Task prompt:
Extract the full set of records, then give each one again exactly.

(Website and app data records)
>>>>
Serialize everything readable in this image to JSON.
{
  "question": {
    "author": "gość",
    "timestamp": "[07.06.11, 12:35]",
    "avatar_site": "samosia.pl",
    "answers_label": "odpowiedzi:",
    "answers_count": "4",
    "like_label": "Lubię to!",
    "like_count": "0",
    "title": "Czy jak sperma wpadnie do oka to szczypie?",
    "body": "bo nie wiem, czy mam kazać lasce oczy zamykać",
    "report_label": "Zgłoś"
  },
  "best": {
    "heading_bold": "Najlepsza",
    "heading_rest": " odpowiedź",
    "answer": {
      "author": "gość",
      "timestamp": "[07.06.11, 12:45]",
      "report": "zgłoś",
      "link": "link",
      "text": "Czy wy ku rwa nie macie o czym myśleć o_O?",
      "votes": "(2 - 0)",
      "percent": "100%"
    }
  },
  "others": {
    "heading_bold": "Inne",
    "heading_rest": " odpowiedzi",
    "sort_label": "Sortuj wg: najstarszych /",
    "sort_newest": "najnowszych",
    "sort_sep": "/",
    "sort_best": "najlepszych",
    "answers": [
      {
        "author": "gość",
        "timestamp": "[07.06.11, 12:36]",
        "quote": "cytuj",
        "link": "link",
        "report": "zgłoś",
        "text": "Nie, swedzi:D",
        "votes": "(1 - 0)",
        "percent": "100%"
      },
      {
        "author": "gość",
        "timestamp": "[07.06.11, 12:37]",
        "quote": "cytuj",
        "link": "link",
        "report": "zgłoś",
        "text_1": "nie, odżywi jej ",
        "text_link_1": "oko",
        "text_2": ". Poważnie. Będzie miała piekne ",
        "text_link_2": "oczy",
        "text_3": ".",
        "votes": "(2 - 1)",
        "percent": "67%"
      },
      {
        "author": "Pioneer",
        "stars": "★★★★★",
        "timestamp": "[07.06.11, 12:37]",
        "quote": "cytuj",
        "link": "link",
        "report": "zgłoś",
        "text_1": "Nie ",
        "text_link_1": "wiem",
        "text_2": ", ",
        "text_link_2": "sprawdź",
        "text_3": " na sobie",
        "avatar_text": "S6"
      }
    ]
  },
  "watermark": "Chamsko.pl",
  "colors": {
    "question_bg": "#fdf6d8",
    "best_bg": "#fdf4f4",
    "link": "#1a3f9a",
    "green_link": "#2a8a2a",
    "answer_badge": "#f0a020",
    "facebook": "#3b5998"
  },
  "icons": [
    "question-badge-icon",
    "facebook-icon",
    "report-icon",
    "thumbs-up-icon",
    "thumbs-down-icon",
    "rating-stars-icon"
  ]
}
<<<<
Written reply:
Serialize everything readable in this image to JSON.
{
  "question": {
    "author": "gość",
    "timestamp": "[07.06.11, 12:35]",
    "avatar_site": "samosia.pl",
    "answers_label": "odpowiedzi:",
    "answers_count": "4",
    "like_label": "Lubię to!",
    "like_count": "0",
    "title": "Czy jak sperma wpadnie do oka to szczypie?",
    "body": "bo nie wiem, czy mam kazać lasce oczy zamykać",
    "report_label": "Zgłoś"
  },
  "best": {
    "heading_bold": "Najlepsza",
    "heading_rest": " odpowiedź",
    "answer": {
      "author": "gość",
      "timestamp": "[07.06.11, 12:45]",
      "report": "zgłoś",
      "link": "link",
      "text": "Czy wy ku rwa nie macie o czym myśleć o_O?",
      "votes": "(2 - 0)",
      "percent": "100%"
    }
  },
  "others": {
    "heading_bold": "Inne",
    "heading_rest": " odpowiedzi",
    "sort_label": "Sortuj wg: najstarszych /",
    "sort_newest": "najnowszych",
    "sort_sep": "/",
    "sort_best": "najlepszych",
    "answers": [
      {
        "author": "gość",
        "timestamp": "[07.06.11, 12:36]",
        "quote": "cytuj",
        "link": "link",
        "report": "zgłoś",
        "text": "Nie, swedzi:D",
        "votes": "(1 - 0)",
        "percent": "100%"
      },
      {
        "author": "gość",
        "timestamp": "[07.06.11, 12:37]",
        "quote": "cytuj",
        "link": "link",
        "report": "zgłoś",
        "text_1": "nie, odżywi jej ",
        "text_link_1": "oko",
        "text_2": ". Poważnie. Będzie miała piekne ",
        "text_link_2": "oczy",
        "text_3": ".",
        "votes": "(2 - 1)",
        "percent": "67%"
      },
      {
        "author": "Pioneer",
        "stars": "★★★★★",
        "timestamp": "[07.06.11, 12:37]",
        "quote": "cytuj",
        "link": "link",
        "report": "zgłoś",
        "text_1": "Nie ",
        "text_link_1": "wiem",
        "text_2": ", ",
        "text_link_2": "sprawdź",
        "text_3": " na sobie",
        "avatar_text": "S6"
      }
    ]
  },
  "watermark": "Chamsko.pl",
  "colors": {
    "question_bg": "#fdf6d8",
    "best_bg": "#fdf4f4",
    "link": "#1a3f9a",
    "green_link": "#2a8a2a",
    "answer_badge": "#f0a020",
    "facebook": "#3b5998"
  },
  "icons": [
    "question-badge-icon",
    "facebook-icon",
    "report-icon",
    "thumbs-up-icon",
    "thumbs-down-icon",
    "rating-stars-icon"
  ]
}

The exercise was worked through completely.